### Exercise material
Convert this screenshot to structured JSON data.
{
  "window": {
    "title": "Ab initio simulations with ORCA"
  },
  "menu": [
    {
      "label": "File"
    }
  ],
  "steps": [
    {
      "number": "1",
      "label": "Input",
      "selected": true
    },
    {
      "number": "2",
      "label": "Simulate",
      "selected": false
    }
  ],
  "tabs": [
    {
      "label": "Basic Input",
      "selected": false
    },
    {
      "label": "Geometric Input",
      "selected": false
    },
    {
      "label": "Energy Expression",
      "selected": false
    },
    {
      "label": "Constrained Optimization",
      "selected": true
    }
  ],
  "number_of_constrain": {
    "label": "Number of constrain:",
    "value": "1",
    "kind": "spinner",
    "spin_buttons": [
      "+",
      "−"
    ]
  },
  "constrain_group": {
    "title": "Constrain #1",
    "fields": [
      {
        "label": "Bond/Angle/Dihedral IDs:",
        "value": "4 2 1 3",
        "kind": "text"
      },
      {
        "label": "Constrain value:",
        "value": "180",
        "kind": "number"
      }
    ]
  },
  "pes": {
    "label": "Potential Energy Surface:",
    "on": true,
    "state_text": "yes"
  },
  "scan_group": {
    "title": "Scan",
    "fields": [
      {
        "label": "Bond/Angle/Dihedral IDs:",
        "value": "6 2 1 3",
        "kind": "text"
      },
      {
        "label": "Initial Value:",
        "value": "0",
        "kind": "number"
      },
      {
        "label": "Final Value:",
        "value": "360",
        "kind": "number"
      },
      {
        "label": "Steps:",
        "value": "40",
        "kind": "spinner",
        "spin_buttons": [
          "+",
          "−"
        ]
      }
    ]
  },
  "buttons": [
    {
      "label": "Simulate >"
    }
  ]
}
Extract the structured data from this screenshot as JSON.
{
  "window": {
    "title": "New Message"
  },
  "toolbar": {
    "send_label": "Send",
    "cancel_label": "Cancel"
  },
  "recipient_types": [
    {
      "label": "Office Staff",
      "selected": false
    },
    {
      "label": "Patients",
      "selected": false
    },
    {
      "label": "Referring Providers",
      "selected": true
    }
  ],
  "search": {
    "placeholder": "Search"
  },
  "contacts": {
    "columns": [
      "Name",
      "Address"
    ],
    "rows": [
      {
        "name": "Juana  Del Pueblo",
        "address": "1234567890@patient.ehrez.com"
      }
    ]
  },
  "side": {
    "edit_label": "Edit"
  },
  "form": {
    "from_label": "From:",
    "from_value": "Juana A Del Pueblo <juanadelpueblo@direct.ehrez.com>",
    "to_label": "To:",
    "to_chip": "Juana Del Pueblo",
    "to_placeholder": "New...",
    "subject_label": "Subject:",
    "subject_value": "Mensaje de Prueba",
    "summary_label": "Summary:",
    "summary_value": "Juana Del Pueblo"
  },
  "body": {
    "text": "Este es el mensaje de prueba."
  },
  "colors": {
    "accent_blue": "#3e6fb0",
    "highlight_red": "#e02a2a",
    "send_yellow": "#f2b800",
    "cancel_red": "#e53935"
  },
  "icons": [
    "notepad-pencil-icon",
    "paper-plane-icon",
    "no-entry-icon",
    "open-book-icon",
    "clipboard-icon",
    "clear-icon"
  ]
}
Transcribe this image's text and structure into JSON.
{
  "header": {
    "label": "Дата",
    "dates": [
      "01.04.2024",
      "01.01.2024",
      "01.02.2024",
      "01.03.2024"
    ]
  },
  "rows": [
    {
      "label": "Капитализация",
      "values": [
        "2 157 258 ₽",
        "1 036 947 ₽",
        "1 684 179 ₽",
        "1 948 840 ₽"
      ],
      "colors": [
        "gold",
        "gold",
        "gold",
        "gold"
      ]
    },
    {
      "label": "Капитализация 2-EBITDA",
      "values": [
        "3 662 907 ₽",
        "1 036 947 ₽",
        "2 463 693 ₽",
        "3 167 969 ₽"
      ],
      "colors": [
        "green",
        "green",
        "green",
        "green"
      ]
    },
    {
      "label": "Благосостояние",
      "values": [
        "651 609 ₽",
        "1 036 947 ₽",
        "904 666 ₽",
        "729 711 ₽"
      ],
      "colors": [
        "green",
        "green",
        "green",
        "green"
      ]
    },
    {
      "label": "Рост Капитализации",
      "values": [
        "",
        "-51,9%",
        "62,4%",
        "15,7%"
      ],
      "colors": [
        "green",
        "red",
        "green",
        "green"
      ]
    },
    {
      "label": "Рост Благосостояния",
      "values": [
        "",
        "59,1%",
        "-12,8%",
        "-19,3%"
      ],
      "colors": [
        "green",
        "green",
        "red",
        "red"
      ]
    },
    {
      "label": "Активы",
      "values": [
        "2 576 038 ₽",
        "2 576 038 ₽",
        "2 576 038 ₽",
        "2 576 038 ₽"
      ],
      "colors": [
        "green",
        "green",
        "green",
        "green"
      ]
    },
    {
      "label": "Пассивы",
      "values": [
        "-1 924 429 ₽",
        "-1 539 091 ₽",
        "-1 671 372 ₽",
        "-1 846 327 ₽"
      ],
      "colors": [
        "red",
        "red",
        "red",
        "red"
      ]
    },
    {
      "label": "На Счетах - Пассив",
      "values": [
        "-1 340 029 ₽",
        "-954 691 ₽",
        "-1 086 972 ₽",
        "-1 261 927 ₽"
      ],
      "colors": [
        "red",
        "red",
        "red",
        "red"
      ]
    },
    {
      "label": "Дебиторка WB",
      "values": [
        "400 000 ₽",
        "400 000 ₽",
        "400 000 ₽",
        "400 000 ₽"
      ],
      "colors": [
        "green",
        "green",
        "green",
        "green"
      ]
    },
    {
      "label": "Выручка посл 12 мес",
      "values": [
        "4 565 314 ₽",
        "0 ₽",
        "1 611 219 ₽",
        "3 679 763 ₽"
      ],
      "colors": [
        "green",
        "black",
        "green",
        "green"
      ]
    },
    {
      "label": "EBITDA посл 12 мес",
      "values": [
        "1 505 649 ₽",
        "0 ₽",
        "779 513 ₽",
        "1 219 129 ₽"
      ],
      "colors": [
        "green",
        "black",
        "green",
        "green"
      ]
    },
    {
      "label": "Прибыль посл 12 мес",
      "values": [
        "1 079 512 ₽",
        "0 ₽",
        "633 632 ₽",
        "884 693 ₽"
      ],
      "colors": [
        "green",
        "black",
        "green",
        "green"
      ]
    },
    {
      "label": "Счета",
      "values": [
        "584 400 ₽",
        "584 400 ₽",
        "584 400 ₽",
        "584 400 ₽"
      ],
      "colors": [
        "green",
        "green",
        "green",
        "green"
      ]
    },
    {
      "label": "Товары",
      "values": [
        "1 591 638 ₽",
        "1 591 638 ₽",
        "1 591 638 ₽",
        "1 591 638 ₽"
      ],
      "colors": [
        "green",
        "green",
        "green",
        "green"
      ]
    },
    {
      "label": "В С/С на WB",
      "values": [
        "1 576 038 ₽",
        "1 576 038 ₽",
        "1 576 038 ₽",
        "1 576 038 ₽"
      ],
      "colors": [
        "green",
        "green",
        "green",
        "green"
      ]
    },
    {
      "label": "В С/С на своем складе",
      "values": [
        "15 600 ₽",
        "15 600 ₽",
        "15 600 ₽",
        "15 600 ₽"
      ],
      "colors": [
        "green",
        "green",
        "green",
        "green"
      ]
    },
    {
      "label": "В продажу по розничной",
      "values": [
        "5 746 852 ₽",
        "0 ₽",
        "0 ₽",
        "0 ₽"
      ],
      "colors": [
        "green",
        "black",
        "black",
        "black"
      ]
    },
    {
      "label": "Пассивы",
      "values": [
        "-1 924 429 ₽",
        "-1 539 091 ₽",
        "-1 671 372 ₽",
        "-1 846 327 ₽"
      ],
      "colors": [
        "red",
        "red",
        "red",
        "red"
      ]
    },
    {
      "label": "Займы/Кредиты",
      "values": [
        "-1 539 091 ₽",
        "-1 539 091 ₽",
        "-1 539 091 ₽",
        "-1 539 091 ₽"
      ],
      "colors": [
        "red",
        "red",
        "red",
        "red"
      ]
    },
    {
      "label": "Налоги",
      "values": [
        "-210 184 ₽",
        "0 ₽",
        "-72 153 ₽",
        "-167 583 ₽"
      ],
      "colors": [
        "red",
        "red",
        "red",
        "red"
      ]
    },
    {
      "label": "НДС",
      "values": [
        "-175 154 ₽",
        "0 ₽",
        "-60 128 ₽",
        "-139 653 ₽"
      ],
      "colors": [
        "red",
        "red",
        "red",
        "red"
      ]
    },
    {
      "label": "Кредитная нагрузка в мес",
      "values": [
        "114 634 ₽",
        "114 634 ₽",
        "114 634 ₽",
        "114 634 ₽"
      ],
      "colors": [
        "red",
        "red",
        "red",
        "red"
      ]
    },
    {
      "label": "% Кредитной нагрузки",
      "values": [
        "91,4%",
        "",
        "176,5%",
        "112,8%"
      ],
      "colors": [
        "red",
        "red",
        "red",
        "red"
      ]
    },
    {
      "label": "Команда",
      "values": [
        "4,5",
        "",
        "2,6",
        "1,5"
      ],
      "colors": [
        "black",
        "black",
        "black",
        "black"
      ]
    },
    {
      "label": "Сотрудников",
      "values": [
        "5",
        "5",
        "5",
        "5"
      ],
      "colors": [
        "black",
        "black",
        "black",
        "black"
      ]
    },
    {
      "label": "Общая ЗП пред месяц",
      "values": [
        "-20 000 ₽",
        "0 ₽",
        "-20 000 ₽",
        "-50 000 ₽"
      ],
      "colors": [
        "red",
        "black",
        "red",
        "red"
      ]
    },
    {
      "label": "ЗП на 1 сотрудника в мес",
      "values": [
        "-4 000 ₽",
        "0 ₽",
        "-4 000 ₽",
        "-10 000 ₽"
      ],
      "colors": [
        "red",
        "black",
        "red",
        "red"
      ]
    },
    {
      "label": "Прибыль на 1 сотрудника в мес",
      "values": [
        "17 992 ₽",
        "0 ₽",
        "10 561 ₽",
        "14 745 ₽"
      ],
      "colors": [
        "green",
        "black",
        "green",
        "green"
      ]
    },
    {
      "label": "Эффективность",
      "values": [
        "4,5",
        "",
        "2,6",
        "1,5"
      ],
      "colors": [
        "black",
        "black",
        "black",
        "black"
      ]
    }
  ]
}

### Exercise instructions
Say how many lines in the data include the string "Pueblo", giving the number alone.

### Answer section
4